The acquisition provides Nium with the team and technology to enable multiple forms of local payment acceptance for digital commerce, especially in emerging markets.

Cash is still a preferred method of payment across the Asia Pacific and Latin American markets. Taking Japan as an example, the country has shown huge promise in the adoption of some areas of fintech, especially as a pioneer of non-fungible tokens (NFTs). However, the land of the rising sun remains true to its cash roots, with some figures suggesting that the country’s adoption of paytech was significantly behind that of its neighbours.

Japan was once even described as ‘the world’s most dedicated cash-hoarders‘ by Reuters, and it’s evident that Nium will have a lot of work ahead of it if it’s to penetrate Asian societies that hold traditional payment methods close.

The acquisition will combine the local acceptance, multicurrency accounts, foreign exchange and global payout capabilities of the two parties, propelling Nium and Socash into potentially becoming the full-stack, platform-of-choice for global merchants.

The acquisition is expected to close in Q3 2022, subject to customary regulatory closing conditions.

Pratik Gandhi, co-founder and COO of NiumPratik Gandhi, co-founder and COO of Nium
Pratik Gandhi

“The Socash team has built an impressive platform that bridges payments in the digital space with payouts in the physical world,” said Pratik Gandhi, co-founder and COO of Nium.

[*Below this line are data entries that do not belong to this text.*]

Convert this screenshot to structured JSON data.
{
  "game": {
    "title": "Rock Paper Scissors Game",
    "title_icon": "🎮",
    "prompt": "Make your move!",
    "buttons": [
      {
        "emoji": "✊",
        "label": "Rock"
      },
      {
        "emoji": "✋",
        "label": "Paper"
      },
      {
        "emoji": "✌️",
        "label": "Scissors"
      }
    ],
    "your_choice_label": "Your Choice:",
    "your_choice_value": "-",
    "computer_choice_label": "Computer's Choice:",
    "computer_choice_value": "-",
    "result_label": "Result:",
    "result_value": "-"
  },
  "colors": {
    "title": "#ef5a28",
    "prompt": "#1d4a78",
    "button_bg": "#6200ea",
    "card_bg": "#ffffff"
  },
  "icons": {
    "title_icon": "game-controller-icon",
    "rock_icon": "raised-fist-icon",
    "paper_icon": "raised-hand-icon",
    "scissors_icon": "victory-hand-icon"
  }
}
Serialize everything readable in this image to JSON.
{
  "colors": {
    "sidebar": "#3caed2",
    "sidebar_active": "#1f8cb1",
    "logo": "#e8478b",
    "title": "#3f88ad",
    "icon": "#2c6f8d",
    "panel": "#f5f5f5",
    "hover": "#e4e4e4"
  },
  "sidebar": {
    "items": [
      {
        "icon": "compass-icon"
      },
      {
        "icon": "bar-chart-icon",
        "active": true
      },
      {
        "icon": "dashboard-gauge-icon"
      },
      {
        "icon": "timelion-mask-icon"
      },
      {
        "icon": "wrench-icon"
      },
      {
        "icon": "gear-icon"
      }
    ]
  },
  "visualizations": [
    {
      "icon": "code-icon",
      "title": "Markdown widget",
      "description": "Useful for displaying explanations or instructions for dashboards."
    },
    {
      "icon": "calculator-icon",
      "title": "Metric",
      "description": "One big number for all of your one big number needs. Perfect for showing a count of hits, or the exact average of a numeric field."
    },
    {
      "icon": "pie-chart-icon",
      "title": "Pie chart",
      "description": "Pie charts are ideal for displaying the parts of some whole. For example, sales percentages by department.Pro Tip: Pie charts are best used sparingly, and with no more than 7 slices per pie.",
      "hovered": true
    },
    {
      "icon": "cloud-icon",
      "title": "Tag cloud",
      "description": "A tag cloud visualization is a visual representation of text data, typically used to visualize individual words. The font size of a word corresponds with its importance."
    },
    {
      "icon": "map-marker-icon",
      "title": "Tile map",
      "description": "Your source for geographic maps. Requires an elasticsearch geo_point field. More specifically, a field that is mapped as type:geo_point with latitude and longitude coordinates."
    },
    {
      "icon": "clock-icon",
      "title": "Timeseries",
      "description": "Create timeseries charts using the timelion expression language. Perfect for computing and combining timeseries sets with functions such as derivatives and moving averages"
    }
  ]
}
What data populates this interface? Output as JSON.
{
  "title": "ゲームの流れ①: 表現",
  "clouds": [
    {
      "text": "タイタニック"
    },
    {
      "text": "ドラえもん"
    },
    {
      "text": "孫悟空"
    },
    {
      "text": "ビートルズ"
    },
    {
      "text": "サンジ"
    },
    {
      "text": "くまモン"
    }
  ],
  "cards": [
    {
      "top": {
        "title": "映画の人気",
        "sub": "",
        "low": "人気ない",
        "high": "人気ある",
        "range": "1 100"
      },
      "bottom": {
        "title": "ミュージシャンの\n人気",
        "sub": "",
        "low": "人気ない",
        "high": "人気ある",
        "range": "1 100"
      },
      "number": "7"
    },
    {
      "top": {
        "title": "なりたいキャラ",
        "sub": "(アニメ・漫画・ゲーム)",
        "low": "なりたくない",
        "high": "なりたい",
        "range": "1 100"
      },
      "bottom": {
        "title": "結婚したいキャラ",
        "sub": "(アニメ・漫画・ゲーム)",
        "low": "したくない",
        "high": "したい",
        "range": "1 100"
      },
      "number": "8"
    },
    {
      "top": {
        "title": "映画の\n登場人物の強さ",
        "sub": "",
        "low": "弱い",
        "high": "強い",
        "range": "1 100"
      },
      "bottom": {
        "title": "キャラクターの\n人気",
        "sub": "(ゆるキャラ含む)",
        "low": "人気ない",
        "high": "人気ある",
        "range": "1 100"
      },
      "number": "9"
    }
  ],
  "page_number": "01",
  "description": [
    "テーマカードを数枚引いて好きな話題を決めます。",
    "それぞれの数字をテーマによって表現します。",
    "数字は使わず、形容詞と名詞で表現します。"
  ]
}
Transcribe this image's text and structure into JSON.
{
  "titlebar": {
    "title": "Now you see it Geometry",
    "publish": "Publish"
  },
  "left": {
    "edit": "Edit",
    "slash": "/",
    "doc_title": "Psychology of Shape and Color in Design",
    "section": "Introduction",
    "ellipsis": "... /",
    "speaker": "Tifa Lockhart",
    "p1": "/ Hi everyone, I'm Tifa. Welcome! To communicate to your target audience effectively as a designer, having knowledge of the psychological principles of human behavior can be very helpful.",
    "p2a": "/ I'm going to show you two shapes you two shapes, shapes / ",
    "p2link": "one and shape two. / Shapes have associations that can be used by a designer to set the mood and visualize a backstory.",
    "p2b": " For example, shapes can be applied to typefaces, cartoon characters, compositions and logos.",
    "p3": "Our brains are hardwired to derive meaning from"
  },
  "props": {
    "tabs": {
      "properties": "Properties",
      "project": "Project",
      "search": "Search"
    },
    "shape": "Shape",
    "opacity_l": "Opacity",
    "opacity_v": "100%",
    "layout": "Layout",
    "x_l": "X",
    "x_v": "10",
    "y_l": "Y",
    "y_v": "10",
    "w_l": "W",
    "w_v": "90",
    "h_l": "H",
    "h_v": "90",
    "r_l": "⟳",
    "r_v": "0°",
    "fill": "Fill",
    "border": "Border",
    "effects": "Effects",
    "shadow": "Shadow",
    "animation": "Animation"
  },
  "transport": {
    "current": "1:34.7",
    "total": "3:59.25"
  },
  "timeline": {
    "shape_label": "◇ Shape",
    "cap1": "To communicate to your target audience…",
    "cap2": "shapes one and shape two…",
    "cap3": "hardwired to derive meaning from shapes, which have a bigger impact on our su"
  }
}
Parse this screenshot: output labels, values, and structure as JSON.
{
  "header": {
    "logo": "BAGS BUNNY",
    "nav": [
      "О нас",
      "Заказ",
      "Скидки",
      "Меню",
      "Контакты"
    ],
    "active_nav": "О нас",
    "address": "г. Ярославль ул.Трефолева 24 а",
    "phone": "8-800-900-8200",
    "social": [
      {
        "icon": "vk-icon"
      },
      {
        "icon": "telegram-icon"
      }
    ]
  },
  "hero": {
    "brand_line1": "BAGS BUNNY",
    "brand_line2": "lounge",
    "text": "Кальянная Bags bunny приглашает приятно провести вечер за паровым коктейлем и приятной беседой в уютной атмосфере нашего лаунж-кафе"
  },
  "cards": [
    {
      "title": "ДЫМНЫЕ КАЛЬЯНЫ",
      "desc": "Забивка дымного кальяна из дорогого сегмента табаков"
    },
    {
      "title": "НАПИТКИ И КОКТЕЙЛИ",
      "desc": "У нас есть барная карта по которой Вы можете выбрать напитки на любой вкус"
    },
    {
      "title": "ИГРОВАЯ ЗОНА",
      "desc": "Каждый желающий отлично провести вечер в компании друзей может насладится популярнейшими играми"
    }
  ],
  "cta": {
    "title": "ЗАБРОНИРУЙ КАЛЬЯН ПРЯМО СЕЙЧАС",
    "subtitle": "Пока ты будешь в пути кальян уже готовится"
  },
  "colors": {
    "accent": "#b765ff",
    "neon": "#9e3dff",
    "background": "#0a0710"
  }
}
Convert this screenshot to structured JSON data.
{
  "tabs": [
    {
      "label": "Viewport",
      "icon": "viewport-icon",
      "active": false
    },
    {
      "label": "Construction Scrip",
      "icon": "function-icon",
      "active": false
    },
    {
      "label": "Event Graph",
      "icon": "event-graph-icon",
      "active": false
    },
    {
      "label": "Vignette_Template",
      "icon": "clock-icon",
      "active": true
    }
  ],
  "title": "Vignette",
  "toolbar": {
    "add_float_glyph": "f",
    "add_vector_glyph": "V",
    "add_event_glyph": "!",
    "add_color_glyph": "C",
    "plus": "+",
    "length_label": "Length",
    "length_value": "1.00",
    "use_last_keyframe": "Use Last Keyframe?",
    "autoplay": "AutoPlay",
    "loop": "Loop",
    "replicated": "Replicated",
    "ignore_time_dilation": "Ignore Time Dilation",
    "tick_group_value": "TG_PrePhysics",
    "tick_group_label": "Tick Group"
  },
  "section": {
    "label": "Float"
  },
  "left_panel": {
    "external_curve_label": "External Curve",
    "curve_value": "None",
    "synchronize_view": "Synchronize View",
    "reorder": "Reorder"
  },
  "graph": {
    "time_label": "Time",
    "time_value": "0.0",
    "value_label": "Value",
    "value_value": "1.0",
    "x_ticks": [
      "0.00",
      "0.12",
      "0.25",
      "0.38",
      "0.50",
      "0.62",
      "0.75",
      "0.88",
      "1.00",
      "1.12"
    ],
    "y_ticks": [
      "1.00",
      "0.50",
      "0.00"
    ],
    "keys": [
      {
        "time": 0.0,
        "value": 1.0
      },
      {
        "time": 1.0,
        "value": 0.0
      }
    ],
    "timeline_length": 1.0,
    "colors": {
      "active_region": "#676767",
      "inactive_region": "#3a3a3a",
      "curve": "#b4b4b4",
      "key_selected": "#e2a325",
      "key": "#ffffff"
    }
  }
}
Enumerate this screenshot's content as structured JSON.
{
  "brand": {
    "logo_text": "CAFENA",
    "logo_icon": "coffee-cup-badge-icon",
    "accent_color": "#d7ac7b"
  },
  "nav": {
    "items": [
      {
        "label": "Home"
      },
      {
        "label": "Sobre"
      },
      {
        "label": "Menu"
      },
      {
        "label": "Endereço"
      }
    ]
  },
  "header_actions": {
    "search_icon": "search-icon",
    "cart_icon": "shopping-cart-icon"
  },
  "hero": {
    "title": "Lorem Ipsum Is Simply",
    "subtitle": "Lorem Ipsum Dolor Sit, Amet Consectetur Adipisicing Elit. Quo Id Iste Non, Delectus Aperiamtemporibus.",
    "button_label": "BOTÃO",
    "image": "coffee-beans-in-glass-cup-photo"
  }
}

“When compared to current in-app payment costs, we estimate Socash saves up to 30 per cent in commissions paid. With this acquisition, Nium can offer a lower-cost payment processing alternative for digital merchants, spanning local payment acceptance through to global payouts.”

Alternative payment methods (APMs), including e-wallets, real-time bank transfers, and electronic cash have seen a surge in growth globally as an easier way to transact online.

According to the World Bank, 45 per cent of global consumers already use a mobile wallet, versus 18 per cent of consumers who rely on credit cards for payments – online and offline.

Cash acceptance for online transactions, from bill payments to in-app purchases, is still a popular use case, especially for 1.7 billion people who the World Bank estimates remain unbanked.

This acquisition has the potential to cultivate a more inclusive financial system, where global consumers are given the power to pay as they choose. Whether Nium choose to leverages that potential remains to be seen.

  • Tyler is a Fintech Junior Journalist with specific interests in Online Banking and emerging AI technologies. He began his career writing with a plethora of national and international publications.